One word: Leica. Okay, so that’s a brand. A Leica is a great rangefinder. You can choose any of them. The Leica M9 is your only choice for a digital rangefinder. Are you going to film it? Any Leica, from the old M3.. to the M4…MP..M6..M7…like I said, go for any one of them. Fantastic build quality, optical quality, and mechanisms. It’s unbeatable. It’s worth it.
Point n Shoot
Some point-n-shoot cameras are pretty new, although they are not as new anymore. They have the same size as a regular compact camera but offer superior image quality and manual controls. My favorite is the Panasonic Lumix DMCX5 The Canon Powershot S95 also excels, both at the same price point. The Powershot S100 lacks a few key features and has a poor upgrade. I don’t recommend it. Save your money and go with the S95.
Built-in flashes don’t work very well. If you are interested in flash photography, an external flash unit is the best choice. Canon’s 430 EXIIis an excellent place to start. Or, you could go for the flagship 580 EXI II if your budget allows. Nikon users should check out the SB700 and SB900, as well as the latest SB910

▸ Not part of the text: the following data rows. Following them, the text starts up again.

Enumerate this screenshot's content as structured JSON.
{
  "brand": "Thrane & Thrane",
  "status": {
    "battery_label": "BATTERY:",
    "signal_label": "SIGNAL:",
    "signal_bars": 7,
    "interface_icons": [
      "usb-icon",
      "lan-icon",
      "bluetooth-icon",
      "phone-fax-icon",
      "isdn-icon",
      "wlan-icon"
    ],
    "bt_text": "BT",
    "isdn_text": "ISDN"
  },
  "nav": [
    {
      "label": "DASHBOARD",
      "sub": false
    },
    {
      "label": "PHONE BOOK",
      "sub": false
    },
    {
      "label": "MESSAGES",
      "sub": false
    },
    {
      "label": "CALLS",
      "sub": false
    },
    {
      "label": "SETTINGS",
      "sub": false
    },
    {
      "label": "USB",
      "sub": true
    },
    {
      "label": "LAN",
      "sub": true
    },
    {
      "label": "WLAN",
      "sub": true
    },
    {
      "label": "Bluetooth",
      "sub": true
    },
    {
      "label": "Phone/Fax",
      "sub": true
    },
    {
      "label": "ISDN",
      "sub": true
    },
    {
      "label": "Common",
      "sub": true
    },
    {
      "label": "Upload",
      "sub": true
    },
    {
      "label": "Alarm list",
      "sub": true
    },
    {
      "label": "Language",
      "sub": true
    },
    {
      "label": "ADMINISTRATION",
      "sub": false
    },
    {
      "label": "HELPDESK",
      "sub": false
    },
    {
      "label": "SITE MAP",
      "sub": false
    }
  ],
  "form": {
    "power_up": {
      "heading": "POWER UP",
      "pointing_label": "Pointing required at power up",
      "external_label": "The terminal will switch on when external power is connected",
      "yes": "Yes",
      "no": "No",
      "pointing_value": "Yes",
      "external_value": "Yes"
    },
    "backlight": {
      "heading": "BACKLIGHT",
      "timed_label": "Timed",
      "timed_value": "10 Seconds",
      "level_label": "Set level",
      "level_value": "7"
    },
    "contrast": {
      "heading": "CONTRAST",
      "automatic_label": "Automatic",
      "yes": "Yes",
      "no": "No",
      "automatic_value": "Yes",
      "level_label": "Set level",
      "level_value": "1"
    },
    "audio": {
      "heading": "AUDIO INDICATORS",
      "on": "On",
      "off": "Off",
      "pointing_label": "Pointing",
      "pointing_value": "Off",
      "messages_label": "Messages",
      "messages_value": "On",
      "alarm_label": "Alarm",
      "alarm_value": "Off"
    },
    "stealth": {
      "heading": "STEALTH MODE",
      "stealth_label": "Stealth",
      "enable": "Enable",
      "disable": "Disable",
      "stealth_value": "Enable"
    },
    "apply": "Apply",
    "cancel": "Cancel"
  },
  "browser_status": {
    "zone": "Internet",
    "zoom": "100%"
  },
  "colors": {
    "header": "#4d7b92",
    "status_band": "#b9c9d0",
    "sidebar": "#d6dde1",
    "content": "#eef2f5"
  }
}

Your free tripod comes with your new DSLR. But if you are serious about night/low-light photography, you should get a tripod. Manfrotto tripods and heads are highly recommended. I have used them a lot. The tripod is the 190XProB, and the head 496RC2 are great. Gitzo makes excellent tripods, but I find their products a little too expensive. Manfrotto is the best.
A free filter is no better than a tripod. There is no way. You don’t want a free filter. It’s a piece of cheap glass you are using instead of the expensive, high-quality glass lens you have paid hundreds of money for. If you have to use a filter (protective or UV, CPL, ND), make sure it is good. I use B+W. B+W is the most expensive brand, but it’s for a good reason. They are of excellent quality and cause very few lens flares or other optical problems like some filters. I haven’t noticed any difference.
It is often forgotten how important a good camera bag can be. It is essential to have a bag that you can carry comfortably, which can hold all or most of your gear and protect it. Lowepro is my preferred camera bag, with the Slingshot series my favorite. It can carry a large camera body, up to three or four lenses, accessories, and more, depending on its size. You can check out their website to see the incredible design. You might also find other bags that are more appropriate. Their bags are top-quality, and I recommend them. You will see the All-Weather (AW) sign on your bag. This means that it has a protective cover that pulls out and completely covers your bag. It saved me many times during a sudden downpour.
That’s all I can think. I hope it helps.
Sorry for being limited to Canon and Nikon. I do know that other brands can make great stuff, but these are the ones I have used most, and I recommend them without reservation. I hope you guys understand!